| Data provided |

*****

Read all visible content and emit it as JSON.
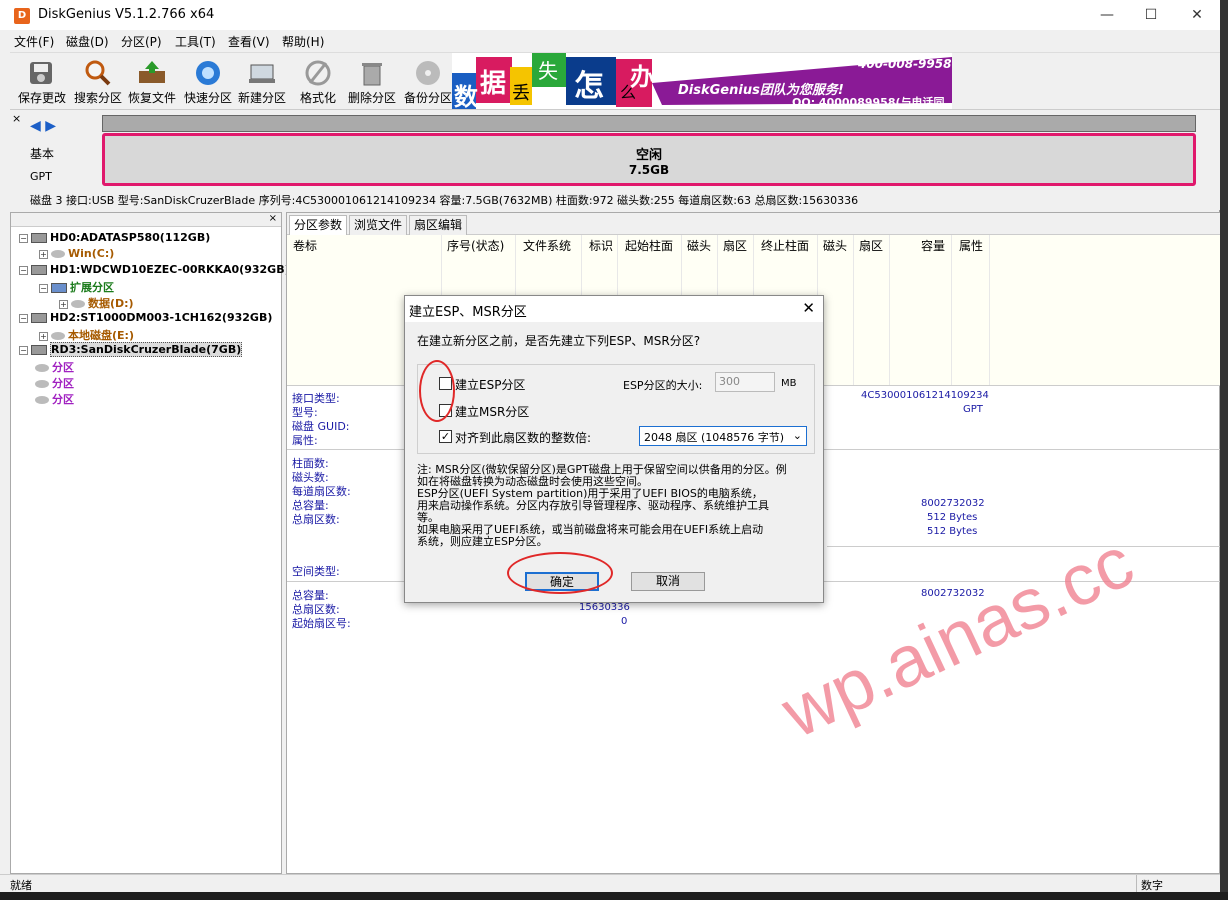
{
  "window": {
    "title": "DiskGenius V5.1.2.766 x64",
    "icon_text": "D",
    "min": "—",
    "max": "☐",
    "close": "✕"
  },
  "menu": [
    "文件(F)",
    "磁盘(D)",
    "分区(P)",
    "工具(T)",
    "查看(V)",
    "帮助(H)"
  ],
  "toolbar": [
    "保存更改",
    "搜索分区",
    "恢复文件",
    "快速分区",
    "新建分区",
    "格式化",
    "删除分区",
    "备份分区"
  ],
  "banner": {
    "chars": [
      "数",
      "据",
      "丢",
      "失",
      "怎",
      "么",
      "办"
    ],
    "brand": "DiskGenius团队为您服务!",
    "phone": "400-008-9958",
    "qq": "QQ: 4000089958(与电话同号)"
  },
  "diskmap": {
    "close": "×",
    "nav": "◀ ▶",
    "basic": "基本",
    "gpt": "GPT",
    "free_label": "空闲",
    "free_size": "7.5GB",
    "info": "磁盘 3 接口:USB  型号:SanDiskCruzerBlade  序列号:4C530001061214109234  容量:7.5GB(7632MB)  柱面数:972  磁头数:255  每道扇区数:63  总扇区数:15630336"
  },
  "tree": {
    "close": "×",
    "items": [
      {
        "label": "HD0:ADATASP580(112GB)",
        "color": "#000000"
      },
      {
        "label": "Win(C:)",
        "color": "#a65a00"
      },
      {
        "label": "HD1:WDCWD10EZEC-00RKKA0(932GB)",
        "color": "#000000"
      },
      {
        "label": "扩展分区",
        "color": "#1b7b1b"
      },
      {
        "label": "数据(D:)",
        "color": "#a65a00"
      },
      {
        "label": "HD2:ST1000DM003-1CH162(932GB)",
        "color": "#000000"
      },
      {
        "label": "本地磁盘(E:)",
        "color": "#a65a00"
      },
      {
        "label": "RD3:SanDiskCruzerBlade(7GB)",
        "color": "#000000"
      },
      {
        "label": "分区",
        "color": "#a020c0"
      },
      {
        "label": "分区",
        "color": "#a020c0"
      },
      {
        "label": "分区",
        "color": "#a020c0"
      }
    ]
  },
  "tabs": [
    "分区参数",
    "浏览文件",
    "扇区编辑"
  ],
  "columns": [
    "卷标",
    "序号(状态)",
    "文件系统",
    "标识",
    "起始柱面",
    "磁头",
    "扇区",
    "终止柱面",
    "磁头",
    "扇区",
    "容量",
    "属性"
  ],
  "props": {
    "iface_labels": [
      "接口类型:",
      "型号:",
      "磁盘 GUID:",
      "属性:"
    ],
    "serial": "4C530001061214109234",
    "parttype": "GPT",
    "geo_labels": [
      "柱面数:",
      "磁头数:",
      "每道扇区数:",
      "总容量:",
      "总扇区数:"
    ],
    "geo_vals": [
      "8002732032",
      "512 Bytes",
      "512 Bytes"
    ],
    "space_label": "空间类型:",
    "cap_labels": [
      "总容量:",
      "总扇区数:",
      "起始扇区号:"
    ],
    "cap_vals_mid": [
      "15630336",
      "0"
    ],
    "cap_val_right": "8002732032"
  },
  "status": {
    "left": "就绪",
    "right": "数字"
  },
  "dialog": {
    "title": "建立ESP、MSR分区",
    "close": "✕",
    "question": "在建立新分区之前，是否先建立下列ESP、MSR分区?",
    "esp_label": "建立ESP分区",
    "msr_label": "建立MSR分区",
    "size_label": "ESP分区的大小:",
    "size_value": "300",
    "size_unit": "MB",
    "align_label": "对齐到此扇区数的整数倍:",
    "align_value": "2048 扇区 (1048576 字节)",
    "check": "✓",
    "note": [
      "注: MSR分区(微软保留分区)是GPT磁盘上用于保留空间以供备用的分区。例",
      "如在将磁盘转换为动态磁盘时会使用这些空间。",
      "     ESP分区(UEFI System partition)用于采用了UEFI BIOS的电脑系统，",
      "用来启动操作系统。分区内存放引导管理程序、驱动程序、系统维护工具",
      "等。",
      "     如果电脑采用了UEFI系统，或当前磁盘将来可能会用在UEFI系统上启动",
      "系统，则应建立ESP分区。"
    ],
    "ok": "确定",
    "cancel": "取消",
    "annot_color": "#e02828"
  },
  "watermark": "wp.ainas.cc"
}
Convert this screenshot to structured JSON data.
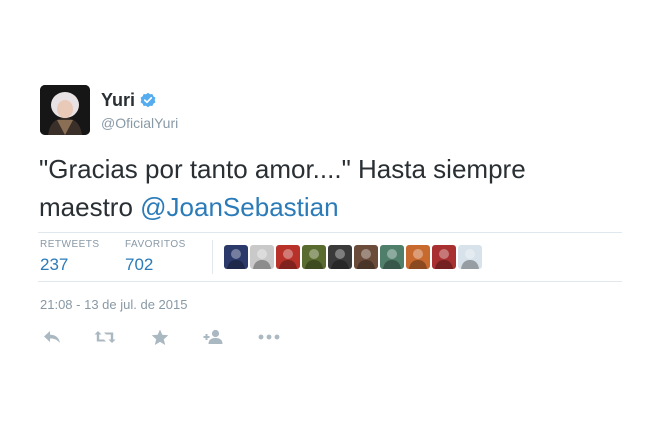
{
  "author": {
    "name": "Yuri",
    "handle": "@OficialYuri",
    "avatar_icon": "profile-photo",
    "verified_icon": "verified-badge-icon"
  },
  "tweet": {
    "text_before": "\"Gracias por tanto amor....\" Hasta siempre maestro ",
    "mention": "@JoanSebastian"
  },
  "stats": {
    "retweets_label": "RETWEETS",
    "retweets_value": "237",
    "favorites_label": "FAVORITOS",
    "favorites_value": "702"
  },
  "favoriters": [
    {
      "color": "#2b3a6b"
    },
    {
      "color": "#c9c9c9"
    },
    {
      "color": "#b8322a"
    },
    {
      "color": "#5a6b2f"
    },
    {
      "color": "#3a3a3a"
    },
    {
      "color": "#6b4c3b"
    },
    {
      "color": "#4f7f6a"
    },
    {
      "color": "#c8692e"
    },
    {
      "color": "#a83030"
    },
    {
      "color": "#d8e2ea"
    }
  ],
  "timestamp": "21:08 - 13 de jul. de 2015",
  "actions": [
    {
      "icon": "reply-icon"
    },
    {
      "icon": "retweet-icon"
    },
    {
      "icon": "favorite-star-icon"
    },
    {
      "icon": "follow-icon"
    },
    {
      "icon": "more-icon"
    }
  ],
  "colors": {
    "link": "#2b7bb9",
    "muted": "#8899a6",
    "text": "#292f33",
    "verified": "#55acee",
    "divider": "#e1e8ed",
    "action_icon": "#aab8c2"
  }
}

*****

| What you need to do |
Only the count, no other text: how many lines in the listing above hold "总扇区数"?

| Task solution |
3